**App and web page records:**
--*--

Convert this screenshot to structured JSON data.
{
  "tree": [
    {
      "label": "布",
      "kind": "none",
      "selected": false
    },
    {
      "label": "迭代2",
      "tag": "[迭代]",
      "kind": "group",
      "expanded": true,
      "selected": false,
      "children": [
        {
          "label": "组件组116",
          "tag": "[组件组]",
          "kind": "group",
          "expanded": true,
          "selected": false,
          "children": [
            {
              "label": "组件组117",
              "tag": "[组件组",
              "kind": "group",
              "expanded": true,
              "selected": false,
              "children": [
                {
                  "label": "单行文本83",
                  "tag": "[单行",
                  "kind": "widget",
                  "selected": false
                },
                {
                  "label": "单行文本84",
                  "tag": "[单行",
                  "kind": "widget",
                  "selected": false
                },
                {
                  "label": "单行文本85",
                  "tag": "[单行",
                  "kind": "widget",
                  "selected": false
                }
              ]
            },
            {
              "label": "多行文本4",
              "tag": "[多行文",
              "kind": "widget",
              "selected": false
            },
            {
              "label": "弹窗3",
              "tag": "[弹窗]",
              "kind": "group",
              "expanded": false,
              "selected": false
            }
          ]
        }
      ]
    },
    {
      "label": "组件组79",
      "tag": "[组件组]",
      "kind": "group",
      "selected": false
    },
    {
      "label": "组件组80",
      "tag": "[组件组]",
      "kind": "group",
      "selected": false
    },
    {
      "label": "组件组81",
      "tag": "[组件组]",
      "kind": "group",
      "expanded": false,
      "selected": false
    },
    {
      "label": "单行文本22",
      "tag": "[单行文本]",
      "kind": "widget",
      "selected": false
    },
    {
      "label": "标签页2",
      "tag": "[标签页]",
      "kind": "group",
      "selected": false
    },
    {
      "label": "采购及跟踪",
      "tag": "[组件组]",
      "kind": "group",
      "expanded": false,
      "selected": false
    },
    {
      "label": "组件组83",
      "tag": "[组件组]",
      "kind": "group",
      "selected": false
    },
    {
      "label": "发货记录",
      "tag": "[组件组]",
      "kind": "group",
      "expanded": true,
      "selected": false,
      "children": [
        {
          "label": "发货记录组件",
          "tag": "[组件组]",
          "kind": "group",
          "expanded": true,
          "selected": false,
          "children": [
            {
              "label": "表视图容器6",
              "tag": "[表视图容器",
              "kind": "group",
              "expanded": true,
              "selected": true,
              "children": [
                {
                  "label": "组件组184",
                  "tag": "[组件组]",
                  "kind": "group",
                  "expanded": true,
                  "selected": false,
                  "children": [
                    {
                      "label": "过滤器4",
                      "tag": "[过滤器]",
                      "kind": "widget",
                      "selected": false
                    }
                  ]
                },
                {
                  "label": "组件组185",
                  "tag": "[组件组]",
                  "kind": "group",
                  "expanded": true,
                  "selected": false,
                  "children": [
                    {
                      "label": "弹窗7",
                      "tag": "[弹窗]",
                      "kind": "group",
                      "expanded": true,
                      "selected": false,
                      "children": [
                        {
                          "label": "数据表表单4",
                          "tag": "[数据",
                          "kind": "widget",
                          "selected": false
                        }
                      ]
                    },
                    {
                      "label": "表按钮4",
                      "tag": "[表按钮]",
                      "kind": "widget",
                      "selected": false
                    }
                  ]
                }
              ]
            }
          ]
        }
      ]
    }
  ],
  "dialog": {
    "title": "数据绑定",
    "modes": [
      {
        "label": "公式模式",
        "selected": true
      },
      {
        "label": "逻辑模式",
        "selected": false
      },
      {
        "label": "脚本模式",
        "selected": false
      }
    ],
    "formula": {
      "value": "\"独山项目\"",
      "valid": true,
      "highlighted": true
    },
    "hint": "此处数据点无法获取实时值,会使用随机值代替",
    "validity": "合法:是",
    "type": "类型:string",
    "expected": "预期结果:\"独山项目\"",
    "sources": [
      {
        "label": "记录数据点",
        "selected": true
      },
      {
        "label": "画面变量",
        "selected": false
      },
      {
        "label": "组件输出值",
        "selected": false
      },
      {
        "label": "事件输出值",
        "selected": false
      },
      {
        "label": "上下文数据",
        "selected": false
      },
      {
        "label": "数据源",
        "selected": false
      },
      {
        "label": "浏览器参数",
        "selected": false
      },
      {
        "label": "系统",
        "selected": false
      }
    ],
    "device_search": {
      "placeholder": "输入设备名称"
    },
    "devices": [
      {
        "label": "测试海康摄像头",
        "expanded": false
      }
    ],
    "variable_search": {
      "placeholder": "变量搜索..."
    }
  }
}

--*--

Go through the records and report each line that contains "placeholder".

      "placeholder": "输入设备名称"
      "placeholder": "变量搜索..."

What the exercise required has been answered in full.